Children often keep assaults secret because they are afraid (the offender often threatens them if they should tell), ashamed, or because they were too young to understand that what happened to them was not okay. Children with disabilities delay reporting for all of these reasons and for many others: often, they simply cannot get the words out.

Inability to speak should not hinder prosecution

Since A.’s case, we have obtained convictions in multiple cases where the child victim could not speak. We have learned there is no reason to let a child’s inability to speak or other disability hinder the prosecution. We’ve prosecuted cases involving deaf children, one of whom was assaulted at home while her deaf mother slept and could not hear her efforts to scream.

For deaf children, you need two interpreters: a Certified Deaf Interpreter (CDI) for the child, and an American Sign Language interpreter for the questioner. CDIs are deaf themselves, and they can interpret far more than an ASL interpreter, especially for young children who are not yet fluent in ASL.

We also successfully prosecuted a man who sexually assaulted a teenage boy who had an IQ in the low 50s and also had a significant speech impediment that made his speech incomprehensible to everyone other than his family and his special educator who had been working with him for years. We listed the special educator as his interpreter for trial, and the defendant promptly pled guilty.

Working with children with disabilities takes time—a great deal of time. The prosecutor must meet with treating therapists, teachers, special educators, and interpreters. Remember, these are the children who are most vulnerable and most need our protection.

Today, well over 50% of our child sexual assault cases involve children with disabilities. For the first time, these children are being protected, and the serial offenders who had preyed on this population for years without repercussions are finally being put away. Most importantly, by giving these children the tools they need to get through the criminal process, they become empowered, their self-esteem flourishes, and they learn the skills to protect themselves in the future and to stop the cycle of sexual abuse.
What has become of the 10 additional people that A. identified? So far, she’s not ready to talk about them, but when she’s ready, we will be there for her.
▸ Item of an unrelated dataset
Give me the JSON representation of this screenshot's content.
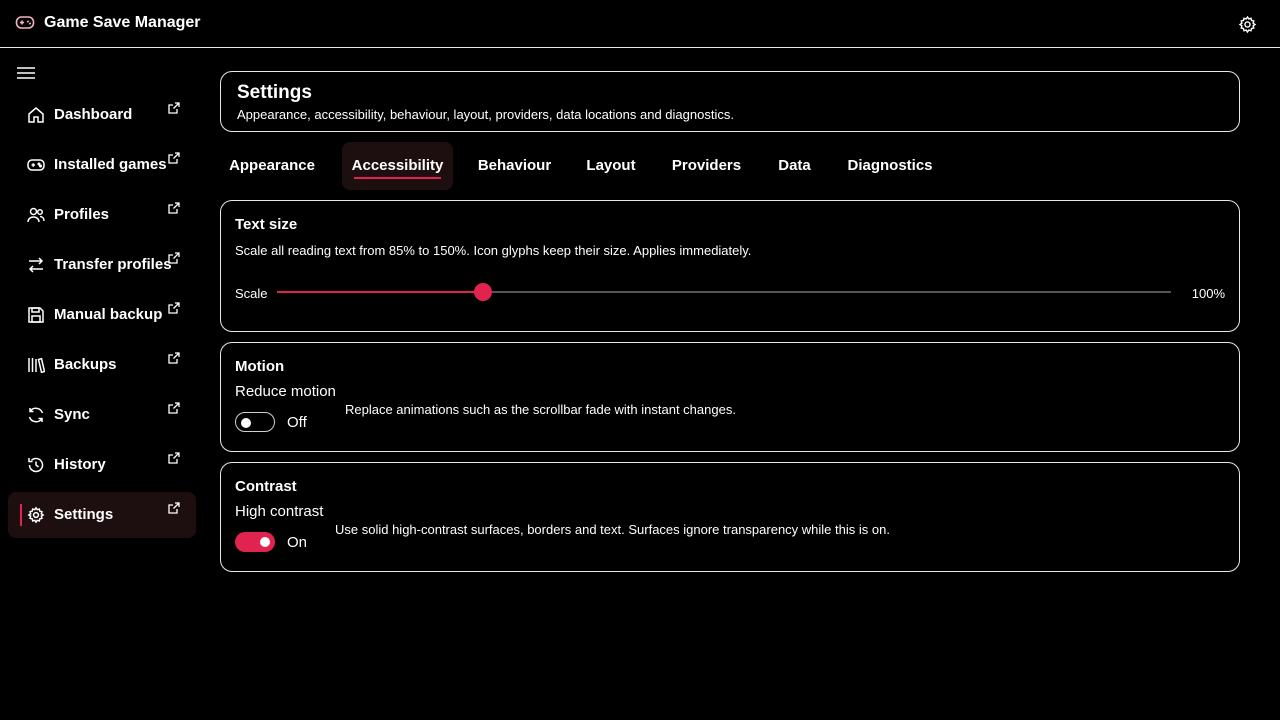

Christina Rainville, JD, is the Chief Deputy State’s Attorney for Bennington County, Vermont, where she heads the Special Investigations Unit. She is also a former recipient of the American Bar Association’s Pro Bono Publico Award.